Offloading such functionality may mean that smart products have a longer shelf life, as they effectively get an upgrade every time their users purchases a new handset. The frenetic pace of innovation in phones currently outpaces that in other products, notes Tadayuki Shinozaki, an analyst at Japan's MM Research Institute.
"Phone specifications will continue to get better, particularly in areas like the main processor," he said.
Smart products will also continue to "check in" after they have been sold, providing manufacturers with a flood of new data about their products and users.
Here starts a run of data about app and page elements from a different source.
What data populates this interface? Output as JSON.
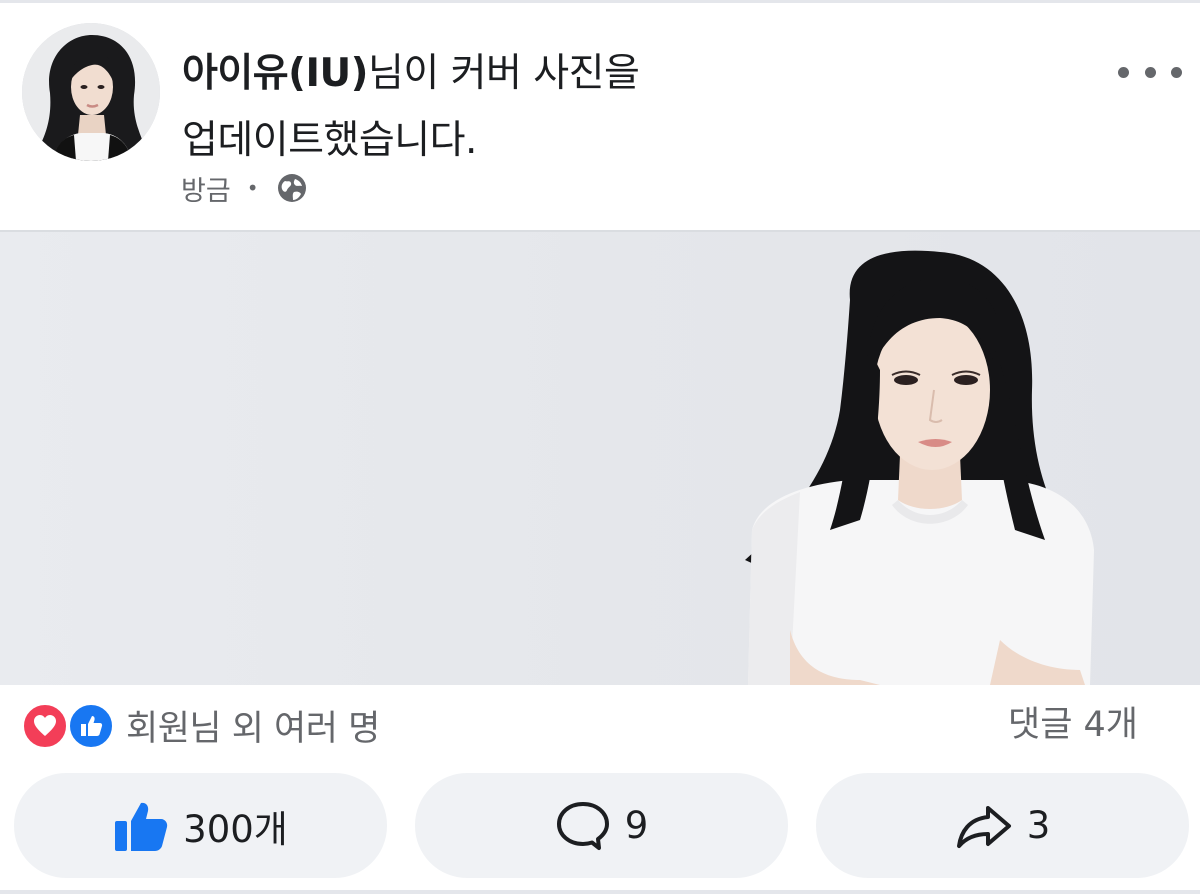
{
  "post": {
    "author": "아이유(IU)",
    "action_line1": "님이 커버 사진을",
    "action_line2": "업데이트했습니다.",
    "time": "방금",
    "separator": "•",
    "audience_icon": "globe-icon",
    "more_icon": "more-options-icon"
  },
  "reactions": {
    "icons": [
      "love-reaction-icon",
      "like-reaction-icon"
    ],
    "summary": "회원님 외 여러 명",
    "comments_text": "댓글 4개"
  },
  "actions": {
    "like": {
      "icon": "thumbs-up-icon",
      "count": "300개"
    },
    "comment": {
      "icon": "comment-bubble-icon",
      "count": "9"
    },
    "share": {
      "icon": "share-arrow-icon",
      "count": "3"
    }
  },
  "colors": {
    "accent": "#1877f2",
    "love": "#f33e58",
    "muted_text": "#65676b",
    "button_bg": "#f0f2f5"
  }
}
In its booth at Ceatec, Omron Healthcare is showing a new line of gadgets for users to check their vital signs, including thermometers, scales and sleep monitors, which sync with phones and upload their health data to Omron's "WellnessLink" service.
As smart features become more common, conflicts are likely to arise between the various business that get pulled into the mix -- electronics manufacturers like Omron, smartphone developers like Samsung Electronics, map and software providers such as Google, and network operators like NTT DoCoMo in Japan.
Toyota is showing its Internet-savvy "Smart INSECT" concept car at Ceatec that tracks a driver's habits to provide destination and restaurant suggestions, with the Internet portion provided by a phone that sits on the dashboard. The concept means, of course, that other players in the chain could have access to data gathered through the car company's innovations.
For this reason, analysts like Gartner's Raskino feel that the reliance of consumer electronics on smartphones may be a temporary phenomenon.
"The smartphone as the single point of control for everything is pragmatic at the moment," he said. "It is possible that the functionality gets reabsorbed back into the objects several years down the line."